WORK INSTRUCTIONS:
Please copy the listing that follows exactly, leaving out any pictures.

EXERCISE MATERIALS:

———

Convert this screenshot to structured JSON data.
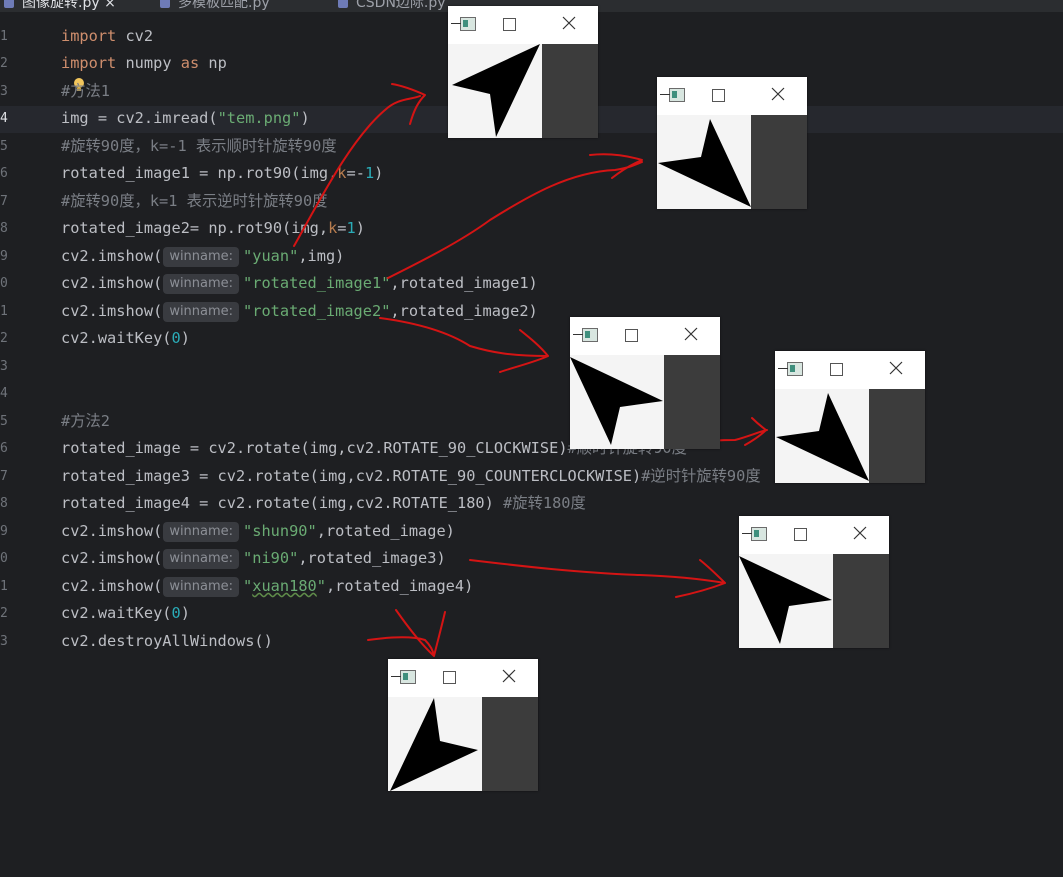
{
  "tabs": [
    {
      "label": "图像旋转.py",
      "active": true
    },
    {
      "label": "多模板匹配.py",
      "active": false
    },
    {
      "label": "CSDN边际.py",
      "active": false
    }
  ],
  "line_numbers": [
    "1",
    "2",
    "3",
    "4",
    "5",
    "6",
    "7",
    "8",
    "9",
    "0",
    "1",
    "2",
    "3",
    "4",
    "5",
    "6",
    "7",
    "8",
    "9",
    "0",
    "1",
    "2",
    "3"
  ],
  "current_line": 4,
  "hint_label": "winname:",
  "code": {
    "l1_kw": "import",
    "l1_rest": " cv2",
    "l2_kw1": "import",
    "l2_mid": " numpy ",
    "l2_kw2": "as",
    "l2_rest": " np",
    "l3_cm": "#方法1",
    "l4_pre": "img = cv2.imread(",
    "l4_str": "\"tem.png\"",
    "l4_post": ")",
    "l5_cm": "#旋转90度，k=-1 表示顺时针旋转90度",
    "l6_pre": "rotated_image1 = np.rot90(img,",
    "l6_prm": "k",
    "l6_eq": "=-",
    "l6_num": "1",
    "l6_post": ")",
    "l7_cm": "#旋转90度，k=1 表示逆时针旋转90度",
    "l8_pre": "rotated_image2= np.rot90(img,",
    "l8_prm": "k",
    "l8_eq": "=",
    "l8_num": "1",
    "l8_post": ")",
    "l9_pre": "cv2.imshow(",
    "l9_str": "\"yuan\"",
    "l9_post": ",img)",
    "l10_pre": "cv2.imshow(",
    "l10_str": "\"rotated_image1\"",
    "l10_post": ",rotated_image1)",
    "l11_pre": "cv2.imshow(",
    "l11_str": "\"rotated_image2\"",
    "l11_post": ",rotated_image2)",
    "l12_pre": "cv2.waitKey(",
    "l12_num": "0",
    "l12_post": ")",
    "l15_cm": "#方法2",
    "l16_code": "rotated_image = cv2.rotate(img,cv2.ROTATE_90_CLOCKWISE)",
    "l16_cm": "#顺时针旋转90度",
    "l17_code": "rotated_image3 = cv2.rotate(img,cv2.ROTATE_90_COUNTERCLOCKWISE)",
    "l17_cm": "#逆时针旋转90度",
    "l18_code": "rotated_image4 = cv2.rotate(img,cv2.ROTATE_180) ",
    "l18_cm": "#旋转180度",
    "l19_pre": "cv2.imshow(",
    "l19_str": "\"shun90\"",
    "l19_post": ",rotated_image)",
    "l20_pre": "cv2.imshow(",
    "l20_str": "\"ni90\"",
    "l20_post": ",rotated_image3)",
    "l21_pre": "cv2.imshow(",
    "l21_q1": "\"",
    "l21_str": "xuan180",
    "l21_q2": "\"",
    "l21_post": ",rotated_image4)",
    "l22_pre": "cv2.waitKey(",
    "l22_num": "0",
    "l22_post": ")",
    "l23_code": "cv2.destroyAllWindows()"
  },
  "colors": {
    "background": "#1e1f22",
    "keyword": "#cf8e6d",
    "string": "#6aab73",
    "number": "#2aacb8",
    "comment": "#7a7e85",
    "annotation_arrows": "#d41414",
    "image_dark_panel": "#3c3c3c"
  },
  "windows": [
    {
      "id": "win-yuan",
      "rotation": 0
    },
    {
      "id": "win-rotated-image1",
      "rotation": -90
    },
    {
      "id": "win-rotated-image2",
      "rotation": 90
    },
    {
      "id": "win-shun90",
      "rotation": -90
    },
    {
      "id": "win-ni90",
      "rotation": 90
    },
    {
      "id": "win-xuan180",
      "rotation": 180
    }
  ],
  "icons": {
    "app": "opencv-window-icon",
    "minimize": "maximize-icon",
    "close": "close-icon"
  }
}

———

RESPONSE TO THE EXERCISE:
Convert this screenshot to structured JSON data.
{
  "tabs": [
    {
      "label": "图像旋转.py",
      "active": true
    },
    {
      "label": "多模板匹配.py",
      "active": false
    },
    {
      "label": "CSDN边际.py",
      "active": false
    }
  ],
  "line_numbers": [
    "1",
    "2",
    "3",
    "4",
    "5",
    "6",
    "7",
    "8",
    "9",
    "0",
    "1",
    "2",
    "3",
    "4",
    "5",
    "6",
    "7",
    "8",
    "9",
    "0",
    "1",
    "2",
    "3"
  ],
  "current_line": 4,
  "hint_label": "winname:",
  "code": {
    "l1_kw": "import",
    "l1_rest": " cv2",
    "l2_kw1": "import",
    "l2_mid": " numpy ",
    "l2_kw2": "as",
    "l2_rest": " np",
    "l3_cm": "#方法1",
    "l4_pre": "img = cv2.imread(",
    "l4_str": "\"tem.png\"",
    "l4_post": ")",
    "l5_cm": "#旋转90度，k=-1 表示顺时针旋转90度",
    "l6_pre": "rotated_image1 = np.rot90(img,",
    "l6_prm": "k",
    "l6_eq": "=-",
    "l6_num": "1",
    "l6_post": ")",
    "l7_cm": "#旋转90度，k=1 表示逆时针旋转90度",
    "l8_pre": "rotated_image2= np.rot90(img,",
    "l8_prm": "k",
    "l8_eq": "=",
    "l8_num": "1",
    "l8_post": ")",
    "l9_pre": "cv2.imshow(",
    "l9_str": "\"yuan\"",
    "l9_post": ",img)",
    "l10_pre": "cv2.imshow(",
    "l10_str": "\"rotated_image1\"",
    "l10_post": ",rotated_image1)",
    "l11_pre": "cv2.imshow(",
    "l11_str": "\"rotated_image2\"",
    "l11_post": ",rotated_image2)",
    "l12_pre": "cv2.waitKey(",
    "l12_num": "0",
    "l12_post": ")",
    "l15_cm": "#方法2",
    "l16_code": "rotated_image = cv2.rotate(img,cv2.ROTATE_90_CLOCKWISE)",
    "l16_cm": "#顺时针旋转90度",
    "l17_code": "rotated_image3 = cv2.rotate(img,cv2.ROTATE_90_COUNTERCLOCKWISE)",
    "l17_cm": "#逆时针旋转90度",
    "l18_code": "rotated_image4 = cv2.rotate(img,cv2.ROTATE_180) ",
    "l18_cm": "#旋转180度",
    "l19_pre": "cv2.imshow(",
    "l19_str": "\"shun90\"",
    "l19_post": ",rotated_image)",
    "l20_pre": "cv2.imshow(",
    "l20_str": "\"ni90\"",
    "l20_post": ",rotated_image3)",
    "l21_pre": "cv2.imshow(",
    "l21_q1": "\"",
    "l21_str": "xuan180",
    "l21_q2": "\"",
    "l21_post": ",rotated_image4)",
    "l22_pre": "cv2.waitKey(",
    "l22_num": "0",
    "l22_post": ")",
    "l23_code": "cv2.destroyAllWindows()"
  },
  "colors": {
    "background": "#1e1f22",
    "keyword": "#cf8e6d",
    "string": "#6aab73",
    "number": "#2aacb8",
    "comment": "#7a7e85",
    "annotation_arrows": "#d41414",
    "image_dark_panel": "#3c3c3c"
  },
  "windows": [
    {
      "id": "win-yuan",
      "rotation": 0
    },
    {
      "id": "win-rotated-image1",
      "rotation": -90
    },
    {
      "id": "win-rotated-image2",
      "rotation": 90
    },
    {
      "id": "win-shun90",
      "rotation": -90
    },
    {
      "id": "win-ni90",
      "rotation": 90
    },
    {
      "id": "win-xuan180",
      "rotation": 180
    }
  ],
  "icons": {
    "app": "opencv-window-icon",
    "minimize": "maximize-icon",
    "close": "close-icon"
  }
}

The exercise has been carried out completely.